**ASSIGNED TASK**
Reproduce each record below exactly as written.

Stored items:
....

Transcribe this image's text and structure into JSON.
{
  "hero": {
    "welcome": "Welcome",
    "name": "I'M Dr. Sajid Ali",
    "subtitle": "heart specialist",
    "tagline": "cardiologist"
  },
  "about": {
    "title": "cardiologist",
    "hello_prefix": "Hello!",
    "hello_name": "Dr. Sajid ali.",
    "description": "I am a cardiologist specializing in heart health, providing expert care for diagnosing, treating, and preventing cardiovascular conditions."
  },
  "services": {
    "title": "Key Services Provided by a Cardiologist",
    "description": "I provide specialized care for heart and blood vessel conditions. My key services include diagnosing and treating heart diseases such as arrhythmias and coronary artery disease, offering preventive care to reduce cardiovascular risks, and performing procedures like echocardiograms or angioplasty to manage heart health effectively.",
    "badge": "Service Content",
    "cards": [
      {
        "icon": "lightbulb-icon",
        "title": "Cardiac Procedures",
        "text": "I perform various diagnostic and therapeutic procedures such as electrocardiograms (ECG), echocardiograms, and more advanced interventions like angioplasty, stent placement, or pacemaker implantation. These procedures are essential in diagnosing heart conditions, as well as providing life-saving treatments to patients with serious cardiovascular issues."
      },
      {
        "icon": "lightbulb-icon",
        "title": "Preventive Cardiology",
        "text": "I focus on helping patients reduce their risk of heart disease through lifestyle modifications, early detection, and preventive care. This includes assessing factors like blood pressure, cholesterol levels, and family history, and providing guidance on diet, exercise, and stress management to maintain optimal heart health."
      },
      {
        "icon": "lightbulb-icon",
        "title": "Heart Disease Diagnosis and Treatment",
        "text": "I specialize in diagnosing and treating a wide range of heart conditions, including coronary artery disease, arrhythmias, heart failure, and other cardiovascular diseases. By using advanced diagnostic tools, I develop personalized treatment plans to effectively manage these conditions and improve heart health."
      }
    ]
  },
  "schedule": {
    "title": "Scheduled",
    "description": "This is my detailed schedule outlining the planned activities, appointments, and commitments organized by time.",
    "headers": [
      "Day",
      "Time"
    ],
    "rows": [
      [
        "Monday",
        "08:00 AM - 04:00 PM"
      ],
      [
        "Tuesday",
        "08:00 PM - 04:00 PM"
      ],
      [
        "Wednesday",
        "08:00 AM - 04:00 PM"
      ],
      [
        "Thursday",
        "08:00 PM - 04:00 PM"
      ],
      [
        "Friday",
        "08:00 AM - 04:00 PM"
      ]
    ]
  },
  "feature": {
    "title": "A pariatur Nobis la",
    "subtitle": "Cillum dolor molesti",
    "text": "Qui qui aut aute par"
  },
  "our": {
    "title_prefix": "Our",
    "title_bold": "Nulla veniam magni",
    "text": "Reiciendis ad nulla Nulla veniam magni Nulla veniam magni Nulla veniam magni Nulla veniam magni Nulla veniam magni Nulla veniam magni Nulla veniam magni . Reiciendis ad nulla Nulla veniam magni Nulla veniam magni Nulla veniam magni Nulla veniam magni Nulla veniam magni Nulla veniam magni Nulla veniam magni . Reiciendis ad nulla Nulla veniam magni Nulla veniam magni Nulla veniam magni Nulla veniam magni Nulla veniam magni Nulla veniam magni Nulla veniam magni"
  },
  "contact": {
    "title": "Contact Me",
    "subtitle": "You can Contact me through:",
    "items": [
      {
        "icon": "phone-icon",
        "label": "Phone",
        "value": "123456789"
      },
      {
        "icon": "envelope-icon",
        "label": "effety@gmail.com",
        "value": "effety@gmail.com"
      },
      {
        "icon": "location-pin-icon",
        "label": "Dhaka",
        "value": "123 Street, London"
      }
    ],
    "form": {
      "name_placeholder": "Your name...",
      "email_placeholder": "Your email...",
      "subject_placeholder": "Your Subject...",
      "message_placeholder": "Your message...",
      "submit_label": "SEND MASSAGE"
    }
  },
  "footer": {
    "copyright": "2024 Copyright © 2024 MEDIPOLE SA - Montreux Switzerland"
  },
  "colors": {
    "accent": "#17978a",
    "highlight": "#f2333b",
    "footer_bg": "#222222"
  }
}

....

**REPLY**
Transcribe this image's text and structure into JSON.
{
  "hero": {
    "welcome": "Welcome",
    "name": "I'M Dr. Sajid Ali",
    "subtitle": "heart specialist",
    "tagline": "cardiologist"
  },
  "about": {
    "title": "cardiologist",
    "hello_prefix": "Hello!",
    "hello_name": "Dr. Sajid ali.",
    "description": "I am a cardiologist specializing in heart health, providing expert care for diagnosing, treating, and preventing cardiovascular conditions."
  },
  "services": {
    "title": "Key Services Provided by a Cardiologist",
    "description": "I provide specialized care for heart and blood vessel conditions. My key services include diagnosing and treating heart diseases such as arrhythmias and coronary artery disease, offering preventive care to reduce cardiovascular risks, and performing procedures like echocardiograms or angioplasty to manage heart health effectively.",
    "badge": "Service Content",
    "cards": [
      {
        "icon": "lightbulb-icon",
        "title": "Cardiac Procedures",
        "text": "I perform various diagnostic and therapeutic procedures such as electrocardiograms (ECG), echocardiograms, and more advanced interventions like angioplasty, stent placement, or pacemaker implantation. These procedures are essential in diagnosing heart conditions, as well as providing life-saving treatments to patients with serious cardiovascular issues."
      },
      {
        "icon": "lightbulb-icon",
        "title": "Preventive Cardiology",
        "text": "I focus on helping patients reduce their risk of heart disease through lifestyle modifications, early detection, and preventive care. This includes assessing factors like blood pressure, cholesterol levels, and family history, and providing guidance on diet, exercise, and stress management to maintain optimal heart health."
      },
      {
        "icon": "lightbulb-icon",
        "title": "Heart Disease Diagnosis and Treatment",
        "text": "I specialize in diagnosing and treating a wide range of heart conditions, including coronary artery disease, arrhythmias, heart failure, and other cardiovascular diseases. By using advanced diagnostic tools, I develop personalized treatment plans to effectively manage these conditions and improve heart health."
      }
    ]
  },
  "schedule": {
    "title": "Scheduled",
    "description": "This is my detailed schedule outlining the planned activities, appointments, and commitments organized by time.",
    "headers": [
      "Day",
      "Time"
    ],
    "rows": [
      [
        "Monday",
        "08:00 AM - 04:00 PM"
      ],
      [
        "Tuesday",
        "08:00 PM - 04:00 PM"
      ],
      [
        "Wednesday",
        "08:00 AM - 04:00 PM"
      ],
      [
        "Thursday",
        "08:00 PM - 04:00 PM"
      ],
      [
        "Friday",
        "08:00 AM - 04:00 PM"
      ]
    ]
  },
  "feature": {
    "title": "A pariatur Nobis la",
    "subtitle": "Cillum dolor molesti",
    "text": "Qui qui aut aute par"
  },
  "our": {
    "title_prefix": "Our",
    "title_bold": "Nulla veniam magni",
    "text": "Reiciendis ad nulla Nulla veniam magni Nulla veniam magni Nulla veniam magni Nulla veniam magni Nulla veniam magni Nulla veniam magni Nulla veniam magni . Reiciendis ad nulla Nulla veniam magni Nulla veniam magni Nulla veniam magni Nulla veniam magni Nulla veniam magni Nulla veniam magni Nulla veniam magni . Reiciendis ad nulla Nulla veniam magni Nulla veniam magni Nulla veniam magni Nulla veniam magni Nulla veniam magni Nulla veniam magni Nulla veniam magni"
  },
  "contact": {
    "title": "Contact Me",
    "subtitle": "You can Contact me through:",
    "items": [
      {
        "icon": "phone-icon",
        "label": "Phone",
        "value": "123456789"
      },
      {
        "icon": "envelope-icon",
        "label": "effety@gmail.com",
        "value": "effety@gmail.com"
      },
      {
        "icon": "location-pin-icon",
        "label": "Dhaka",
        "value": "123 Street, London"
      }
    ],
    "form": {
      "name_placeholder": "Your name...",
      "email_placeholder": "Your email...",
      "subject_placeholder": "Your Subject...",
      "message_placeholder": "Your message...",
      "submit_label": "SEND MASSAGE"
    }
  },
  "footer": {
    "copyright": "2024 Copyright © 2024 MEDIPOLE SA - Montreux Switzerland"
  },
  "colors": {
    "accent": "#17978a",
    "highlight": "#f2333b",
    "footer_bg": "#222222"
  }
}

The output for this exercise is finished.